== DATA

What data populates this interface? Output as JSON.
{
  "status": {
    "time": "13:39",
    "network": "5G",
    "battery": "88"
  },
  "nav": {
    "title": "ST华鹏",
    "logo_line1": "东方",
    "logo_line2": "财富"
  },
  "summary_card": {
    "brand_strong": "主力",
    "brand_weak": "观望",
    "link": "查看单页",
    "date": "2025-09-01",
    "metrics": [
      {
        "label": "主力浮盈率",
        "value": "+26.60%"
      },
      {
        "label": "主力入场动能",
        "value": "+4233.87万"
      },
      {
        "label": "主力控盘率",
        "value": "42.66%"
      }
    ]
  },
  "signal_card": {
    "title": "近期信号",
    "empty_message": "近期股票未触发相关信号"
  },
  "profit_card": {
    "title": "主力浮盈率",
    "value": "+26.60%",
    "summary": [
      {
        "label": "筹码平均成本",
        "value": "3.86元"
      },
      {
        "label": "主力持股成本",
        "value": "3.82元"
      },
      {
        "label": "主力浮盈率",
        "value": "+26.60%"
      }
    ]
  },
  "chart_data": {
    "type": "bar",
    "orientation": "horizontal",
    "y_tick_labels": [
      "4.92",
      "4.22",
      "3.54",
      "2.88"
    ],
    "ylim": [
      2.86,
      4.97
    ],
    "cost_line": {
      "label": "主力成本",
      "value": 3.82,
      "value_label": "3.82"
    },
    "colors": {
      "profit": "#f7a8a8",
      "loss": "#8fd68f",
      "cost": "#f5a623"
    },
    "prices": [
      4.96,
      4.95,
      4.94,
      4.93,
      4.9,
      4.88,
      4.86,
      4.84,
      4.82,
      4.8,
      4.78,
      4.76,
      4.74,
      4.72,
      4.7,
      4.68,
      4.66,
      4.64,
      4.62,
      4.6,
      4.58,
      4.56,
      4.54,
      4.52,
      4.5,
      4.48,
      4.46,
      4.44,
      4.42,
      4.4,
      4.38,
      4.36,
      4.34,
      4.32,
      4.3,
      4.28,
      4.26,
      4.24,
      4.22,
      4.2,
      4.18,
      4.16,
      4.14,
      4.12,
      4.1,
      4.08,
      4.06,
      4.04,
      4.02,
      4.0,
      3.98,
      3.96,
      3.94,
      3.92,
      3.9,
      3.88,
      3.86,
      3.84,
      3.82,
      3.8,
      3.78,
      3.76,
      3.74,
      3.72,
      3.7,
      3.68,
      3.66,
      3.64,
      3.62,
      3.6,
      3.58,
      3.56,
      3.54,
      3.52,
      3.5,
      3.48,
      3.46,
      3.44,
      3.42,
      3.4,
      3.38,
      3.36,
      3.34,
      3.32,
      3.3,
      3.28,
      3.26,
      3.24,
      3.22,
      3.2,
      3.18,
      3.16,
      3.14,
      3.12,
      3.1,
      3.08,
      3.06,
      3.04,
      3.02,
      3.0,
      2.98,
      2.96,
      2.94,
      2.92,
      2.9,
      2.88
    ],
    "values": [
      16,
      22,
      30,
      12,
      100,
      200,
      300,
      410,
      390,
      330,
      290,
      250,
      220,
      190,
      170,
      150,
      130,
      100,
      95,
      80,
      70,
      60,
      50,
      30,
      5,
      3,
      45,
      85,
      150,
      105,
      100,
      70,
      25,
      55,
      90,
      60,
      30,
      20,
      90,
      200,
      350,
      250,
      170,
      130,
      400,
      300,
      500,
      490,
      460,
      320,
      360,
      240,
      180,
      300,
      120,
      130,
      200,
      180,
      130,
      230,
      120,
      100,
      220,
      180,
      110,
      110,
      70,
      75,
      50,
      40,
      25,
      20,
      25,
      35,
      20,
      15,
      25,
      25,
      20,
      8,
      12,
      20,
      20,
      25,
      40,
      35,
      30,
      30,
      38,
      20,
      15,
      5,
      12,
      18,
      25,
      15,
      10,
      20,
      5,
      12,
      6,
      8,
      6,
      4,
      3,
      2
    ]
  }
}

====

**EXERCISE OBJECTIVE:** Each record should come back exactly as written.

**RESULT FOR THIS EXERCISE:**
What data populates this interface? Output as JSON.
{
  "status": {
    "time": "13:39",
    "network": "5G",
    "battery": "88"
  },
  "nav": {
    "title": "ST华鹏",
    "logo_line1": "东方",
    "logo_line2": "财富"
  },
  "summary_card": {
    "brand_strong": "主力",
    "brand_weak": "观望",
    "link": "查看单页",
    "date": "2025-09-01",
    "metrics": [
      {
        "label": "主力浮盈率",
        "value": "+26.60%"
      },
      {
        "label": "主力入场动能",
        "value": "+4233.87万"
      },
      {
        "label": "主力控盘率",
        "value": "42.66%"
      }
    ]
  },
  "signal_card": {
    "title": "近期信号",
    "empty_message": "近期股票未触发相关信号"
  },
  "profit_card": {
    "title": "主力浮盈率",
    "value": "+26.60%",
    "summary": [
      {
        "label": "筹码平均成本",
        "value": "3.86元"
      },
      {
        "label": "主力持股成本",
        "value": "3.82元"
      },
      {
        "label": "主力浮盈率",
        "value": "+26.60%"
      }
    ]
  },
  "chart_data": {
    "type": "bar",
    "orientation": "horizontal",
    "y_tick_labels": [
      "4.92",
      "4.22",
      "3.54",
      "2.88"
    ],
    "ylim": [
      2.86,
      4.97
    ],
    "cost_line": {
      "label": "主力成本",
      "value": 3.82,
      "value_label": "3.82"
    },
    "colors": {
      "profit": "#f7a8a8",
      "loss": "#8fd68f",
      "cost": "#f5a623"
    },
    "prices": [
      4.96,
      4.95,
      4.94,
      4.93,
      4.9,
      4.88,
      4.86,
      4.84,
      4.82,
      4.8,
      4.78,
      4.76,
      4.74,
      4.72,
      4.7,
      4.68,
      4.66,
      4.64,
      4.62,
      4.6,
      4.58,
      4.56,
      4.54,
      4.52,
      4.5,
      4.48,
      4.46,
      4.44,
      4.42,
      4.4,
      4.38,
      4.36,
      4.34,
      4.32,
      4.3,
      4.28,
      4.26,
      4.24,
      4.22,
      4.2,
      4.18,
      4.16,
      4.14,
      4.12,
      4.1,
      4.08,
      4.06,
      4.04,
      4.02,
      4.0,
      3.98,
      3.96,
      3.94,
      3.92,
      3.9,
      3.88,
      3.86,
      3.84,
      3.82,
      3.8,
      3.78,
      3.76,
      3.74,
      3.72,
      3.7,
      3.68,
      3.66,
      3.64,
      3.62,
      3.6,
      3.58,
      3.56,
      3.54,
      3.52,
      3.5,
      3.48,
      3.46,
      3.44,
      3.42,
      3.4,
      3.38,
      3.36,
      3.34,
      3.32,
      3.3,
      3.28,
      3.26,
      3.24,
      3.22,
      3.2,
      3.18,
      3.16,
      3.14,
      3.12,
      3.1,
      3.08,
      3.06,
      3.04,
      3.02,
      3.0,
      2.98,
      2.96,
      2.94,
      2.92,
      2.9,
      2.88
    ],
    "values": [
      16,
      22,
      30,
      12,
      100,
      200,
      300,
      410,
      390,
      330,
      290,
      250,
      220,
      190,
      170,
      150,
      130,
      100,
      95,
      80,
      70,
      60,
      50,
      30,
      5,
      3,
      45,
      85,
      150,
      105,
      100,
      70,
      25,
      55,
      90,
      60,
      30,
      20,
      90,
      200,
      350,
      250,
      170,
      130,
      400,
      300,
      500,
      490,
      460,
      320,
      360,
      240,
      180,
      300,
      120,
      130,
      200,
      180,
      130,
      230,
      120,
      100,
      220,
      180,
      110,
      110,
      70,
      75,
      50,
      40,
      25,
      20,
      25,
      35,
      20,
      15,
      25,
      25,
      20,
      8,
      12,
      20,
      20,
      25,
      40,
      35,
      30,
      30,
      38,
      20,
      15,
      5,
      12,
      18,
      25,
      15,
      10,
      20,
      5,
      12,
      6,
      8,
      6,
      4,
      3,
      2
    ]
  }
}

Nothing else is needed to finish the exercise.